## WHAT THE TASK ASKS
Every entry, exactly as given, must be retyped.

┌──

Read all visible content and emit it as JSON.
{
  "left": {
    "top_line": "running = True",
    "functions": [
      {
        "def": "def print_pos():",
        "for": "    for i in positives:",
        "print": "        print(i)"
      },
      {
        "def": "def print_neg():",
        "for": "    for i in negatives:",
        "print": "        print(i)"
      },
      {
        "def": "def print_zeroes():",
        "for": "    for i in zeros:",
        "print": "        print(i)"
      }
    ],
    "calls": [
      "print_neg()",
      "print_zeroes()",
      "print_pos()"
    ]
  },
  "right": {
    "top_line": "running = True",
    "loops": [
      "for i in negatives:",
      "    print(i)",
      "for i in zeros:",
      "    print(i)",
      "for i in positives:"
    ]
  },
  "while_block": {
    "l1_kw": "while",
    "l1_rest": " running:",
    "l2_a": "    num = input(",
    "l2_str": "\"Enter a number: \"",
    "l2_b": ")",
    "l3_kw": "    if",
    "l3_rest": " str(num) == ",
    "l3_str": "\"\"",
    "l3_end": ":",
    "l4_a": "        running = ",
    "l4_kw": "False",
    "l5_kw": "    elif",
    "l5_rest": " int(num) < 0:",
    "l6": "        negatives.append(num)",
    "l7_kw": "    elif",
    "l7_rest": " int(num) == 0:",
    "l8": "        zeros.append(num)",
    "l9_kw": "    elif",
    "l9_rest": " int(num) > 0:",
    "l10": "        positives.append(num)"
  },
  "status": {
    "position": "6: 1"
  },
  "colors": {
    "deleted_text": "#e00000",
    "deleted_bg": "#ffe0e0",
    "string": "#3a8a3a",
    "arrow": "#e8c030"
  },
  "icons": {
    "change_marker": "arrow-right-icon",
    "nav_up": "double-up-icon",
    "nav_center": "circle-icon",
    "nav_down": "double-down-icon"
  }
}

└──

## RESPONSE TO THE EXERCISE
Read all visible content and emit it as JSON.
{
  "left": {
    "top_line": "running = True",
    "functions": [
      {
        "def": "def print_pos():",
        "for": "    for i in positives:",
        "print": "        print(i)"
      },
      {
        "def": "def print_neg():",
        "for": "    for i in negatives:",
        "print": "        print(i)"
      },
      {
        "def": "def print_zeroes():",
        "for": "    for i in zeros:",
        "print": "        print(i)"
      }
    ],
    "calls": [
      "print_neg()",
      "print_zeroes()",
      "print_pos()"
    ]
  },
  "right": {
    "top_line": "running = True",
    "loops": [
      "for i in negatives:",
      "    print(i)",
      "for i in zeros:",
      "    print(i)",
      "for i in positives:"
    ]
  },
  "while_block": {
    "l1_kw": "while",
    "l1_rest": " running:",
    "l2_a": "    num = input(",
    "l2_str": "\"Enter a number: \"",
    "l2_b": ")",
    "l3_kw": "    if",
    "l3_rest": " str(num) == ",
    "l3_str": "\"\"",
    "l3_end": ":",
    "l4_a": "        running = ",
    "l4_kw": "False",
    "l5_kw": "    elif",
    "l5_rest": " int(num) < 0:",
    "l6": "        negatives.append(num)",
    "l7_kw": "    elif",
    "l7_rest": " int(num) == 0:",
    "l8": "        zeros.append(num)",
    "l9_kw": "    elif",
    "l9_rest": " int(num) > 0:",
    "l10": "        positives.append(num)"
  },
  "status": {
    "position": "6: 1"
  },
  "colors": {
    "deleted_text": "#e00000",
    "deleted_bg": "#ffe0e0",
    "string": "#3a8a3a",
    "arrow": "#e8c030"
  },
  "icons": {
    "change_marker": "arrow-right-icon",
    "nav_up": "double-up-icon",
    "nav_center": "circle-icon",
    "nav_down": "double-down-icon"
  }
}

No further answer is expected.